A quick snick into ‘D’ from the new PDK gear selector, and off you go.
There’s the usual fluffy pick-up you get with all dual-clutches from a standstill, but once on the move, the PDK changes like any other dualie – a seamless translation from one gear to the next.
The detail is broadly similar to the hardware we’ve got used to seeing in VW and Audi product; one clutch takes care of 1st, 3rd, 5th, 7th and reverse, while another smaller unit tackles 2nd, 4th and 6th. You think that sounds complicated? You should read the programming booklet – this gearbox is a technological monster that tries very hard to be a gearbox fetishist’s dream.

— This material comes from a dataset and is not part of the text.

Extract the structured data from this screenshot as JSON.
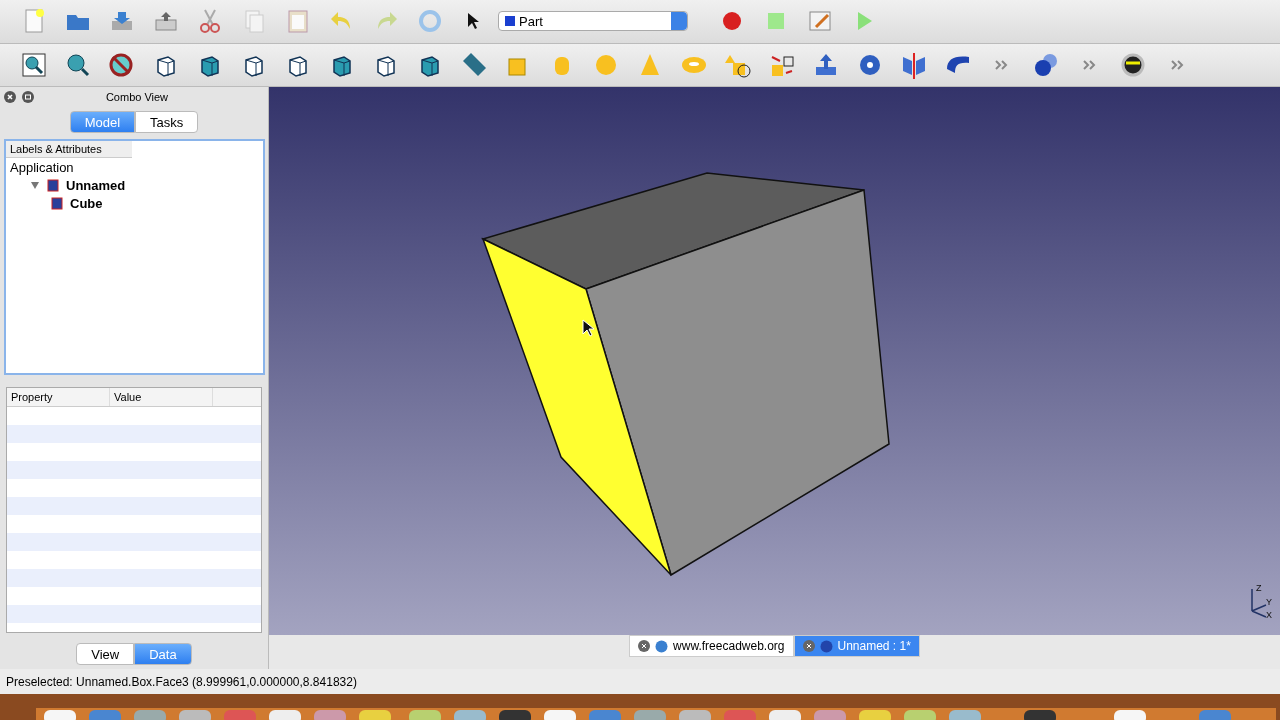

That programming directly affects the driving experience too. One of the ways Porsche has increased fuel efficiency in the PDK-equipped cars is to programme the software in ‘D’ to always go for the highest possible gear in any given situation – hence you can find yourself tooling around town at remarkably slow speed in 5th gear at 1,500rpm.

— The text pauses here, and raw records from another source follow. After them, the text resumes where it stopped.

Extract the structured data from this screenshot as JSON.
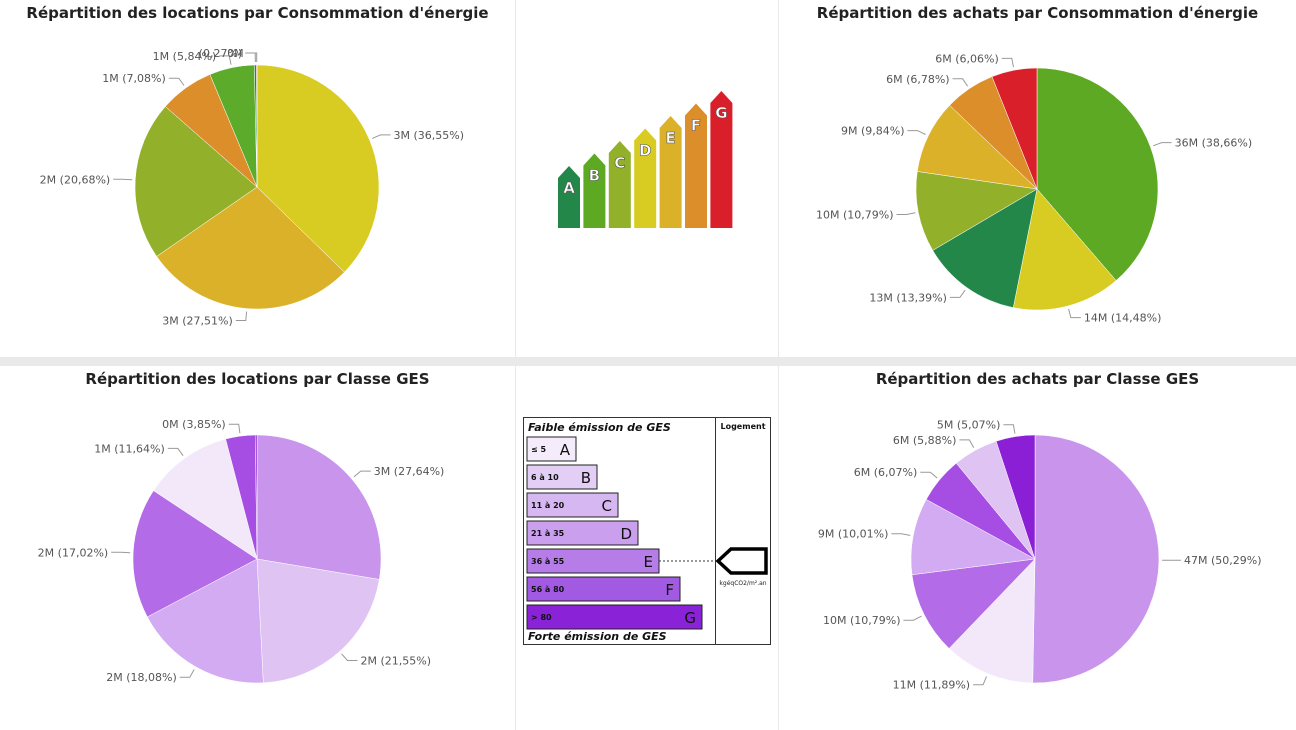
{
  "chart_data": [
    {
      "id": "tl",
      "type": "pie",
      "title": "Répartition des locations par Consommation d'énergie",
      "values": [
        36.55,
        27.51,
        20.68,
        7.08,
        5.84,
        0.27,
        0.07
      ],
      "labels": [
        "3M (36,55%)",
        "3M (27,51%)",
        "2M (20,68%)",
        "1M (7,08%)",
        "1M (5,84%)",
        "(0,27%)",
        "0M"
      ],
      "colors": [
        "#d8cc22",
        "#dcb12a",
        "#93b02a",
        "#db8e2a",
        "#5dab2a",
        "#24874a",
        "#d9202a"
      ]
    },
    {
      "id": "tr",
      "type": "pie",
      "title": "Répartition des achats par Consommation d'énergie",
      "values": [
        38.66,
        14.48,
        13.39,
        10.79,
        9.84,
        6.78,
        6.06
      ],
      "labels": [
        "36M (38,66%)",
        "14M (14,48%)",
        "13M (13,39%)",
        "10M (10,79%)",
        "9M (9,84%)",
        "6M (6,78%)",
        "6M (6,06%)"
      ],
      "colors": [
        "#5ea924",
        "#d8cc22",
        "#24874a",
        "#93b02a",
        "#dcb12a",
        "#db8e2a",
        "#d9202a"
      ]
    },
    {
      "id": "bl",
      "type": "pie",
      "title": "Répartition des locations par Classe GES",
      "values": [
        27.64,
        21.55,
        18.08,
        17.02,
        11.64,
        3.85,
        0.22
      ],
      "labels": [
        "3M (27,64%)",
        "2M (21,55%)",
        "2M (18,08%)",
        "2M (17,02%)",
        "1M (11,64%)",
        "0M (3,85%)",
        ""
      ],
      "colors": [
        "#c995ec",
        "#dfc3f3",
        "#d2abf2",
        "#b36be8",
        "#f2e8fa",
        "#a64ee4",
        "#8a1fd6"
      ]
    },
    {
      "id": "br",
      "type": "pie",
      "title": "Répartition des achats par Classe GES",
      "values": [
        50.29,
        11.89,
        10.79,
        10.01,
        6.07,
        5.88,
        5.07
      ],
      "labels": [
        "47M (50,29%)",
        "11M (11,89%)",
        "10M (10,79%)",
        "9M (10,01%)",
        "6M (6,07%)",
        "6M (5,88%)",
        "5M (5,07%)"
      ],
      "colors": [
        "#c995ec",
        "#f2e8fa",
        "#b36be8",
        "#d2abf2",
        "#a64ee4",
        "#dfc3f3",
        "#8a1fd6"
      ]
    }
  ],
  "energy_scale": {
    "letters": [
      "A",
      "B",
      "C",
      "D",
      "E",
      "F",
      "G"
    ],
    "colors": [
      "#24874a",
      "#5ea924",
      "#93b02a",
      "#d8cc22",
      "#dcb12a",
      "#db8e2a",
      "#d9202a"
    ]
  },
  "ges_label": {
    "top_text": "Faible émission de GES",
    "bottom_text": "Forte émission de GES",
    "column_header": "Logement",
    "unit": "kgéqCO2/m².an",
    "rows": [
      {
        "range": "≤ 5",
        "letter": "A",
        "color": "#f4ecfb"
      },
      {
        "range": "6 à 10",
        "letter": "B",
        "color": "#e3cff5"
      },
      {
        "range": "11 à 20",
        "letter": "C",
        "color": "#d6b7f1"
      },
      {
        "range": "21 à 35",
        "letter": "D",
        "color": "#c99fee"
      },
      {
        "range": "36 à 55",
        "letter": "E",
        "color": "#b67ce8"
      },
      {
        "range": "56 à 80",
        "letter": "F",
        "color": "#a35ae2"
      },
      {
        "range": "> 80",
        "letter": "G",
        "color": "#8a22d8"
      }
    ]
  }
}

Actually it just goes to show how flexible the engine really is, and how often any car would be more than capable of pulling higher gearing and unloading the engine – but it still makes you feel like you might stall when you look down and see a high number on the dash display and an unlikely low number on the speedo.

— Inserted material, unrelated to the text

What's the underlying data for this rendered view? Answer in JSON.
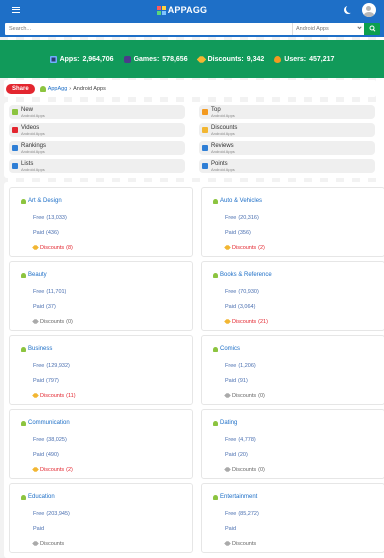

Of course, when you need to kick down, the PDK senses throttle position and can drop to second gear in roughly a third of a second, providing the kind of response you’d expect from a Porsche.